- Required work: From the entries below, copy every line that holds the word "true".
[[ Dataset open ]]
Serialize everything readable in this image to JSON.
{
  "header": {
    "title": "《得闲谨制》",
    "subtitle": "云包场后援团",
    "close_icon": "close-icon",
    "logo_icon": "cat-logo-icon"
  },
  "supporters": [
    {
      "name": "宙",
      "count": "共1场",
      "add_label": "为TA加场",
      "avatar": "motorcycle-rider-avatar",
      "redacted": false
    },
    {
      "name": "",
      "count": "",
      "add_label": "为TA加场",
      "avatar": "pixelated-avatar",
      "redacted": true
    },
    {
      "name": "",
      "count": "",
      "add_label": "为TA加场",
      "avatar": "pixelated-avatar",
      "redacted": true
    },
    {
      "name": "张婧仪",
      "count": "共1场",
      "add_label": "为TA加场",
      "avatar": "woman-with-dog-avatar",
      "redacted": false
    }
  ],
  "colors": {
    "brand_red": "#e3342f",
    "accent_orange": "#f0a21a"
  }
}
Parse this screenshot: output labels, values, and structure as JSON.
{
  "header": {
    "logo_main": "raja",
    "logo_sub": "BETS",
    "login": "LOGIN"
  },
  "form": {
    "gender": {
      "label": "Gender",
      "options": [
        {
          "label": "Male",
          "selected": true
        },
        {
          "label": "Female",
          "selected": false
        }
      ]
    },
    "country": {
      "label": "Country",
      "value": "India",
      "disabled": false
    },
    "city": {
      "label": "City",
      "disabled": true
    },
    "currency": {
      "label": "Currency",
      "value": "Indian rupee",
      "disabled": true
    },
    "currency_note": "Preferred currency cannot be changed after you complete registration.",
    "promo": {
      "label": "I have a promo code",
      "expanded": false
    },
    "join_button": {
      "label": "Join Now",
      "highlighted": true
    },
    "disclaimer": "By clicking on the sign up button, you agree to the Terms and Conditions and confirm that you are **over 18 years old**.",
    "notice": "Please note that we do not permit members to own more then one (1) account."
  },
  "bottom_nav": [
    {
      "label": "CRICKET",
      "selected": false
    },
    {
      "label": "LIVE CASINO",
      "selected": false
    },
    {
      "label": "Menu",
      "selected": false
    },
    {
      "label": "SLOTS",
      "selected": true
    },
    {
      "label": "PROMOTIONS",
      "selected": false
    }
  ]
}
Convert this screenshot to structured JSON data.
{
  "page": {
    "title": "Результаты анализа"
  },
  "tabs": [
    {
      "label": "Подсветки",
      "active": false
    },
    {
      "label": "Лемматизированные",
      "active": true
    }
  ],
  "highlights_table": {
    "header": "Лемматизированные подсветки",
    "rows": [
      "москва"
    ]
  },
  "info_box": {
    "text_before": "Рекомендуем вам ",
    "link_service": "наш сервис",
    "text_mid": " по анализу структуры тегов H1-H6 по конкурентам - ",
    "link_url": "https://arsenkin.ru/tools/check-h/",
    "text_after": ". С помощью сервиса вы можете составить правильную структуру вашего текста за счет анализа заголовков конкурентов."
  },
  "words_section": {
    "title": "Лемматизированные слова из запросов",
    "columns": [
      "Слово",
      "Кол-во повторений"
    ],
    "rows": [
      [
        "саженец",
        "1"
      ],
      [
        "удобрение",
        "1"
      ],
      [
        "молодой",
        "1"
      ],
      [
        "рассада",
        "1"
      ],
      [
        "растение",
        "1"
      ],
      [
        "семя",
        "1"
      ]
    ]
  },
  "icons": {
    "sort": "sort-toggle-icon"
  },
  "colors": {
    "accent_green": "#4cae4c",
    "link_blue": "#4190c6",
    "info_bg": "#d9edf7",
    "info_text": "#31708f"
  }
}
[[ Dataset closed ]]
- Solution for this problem:
      "redacted": true
      "redacted": true
          "selected": true
      "disabled": true
      "disabled": true
      "highlighted": true
      "selected": true
      "active": true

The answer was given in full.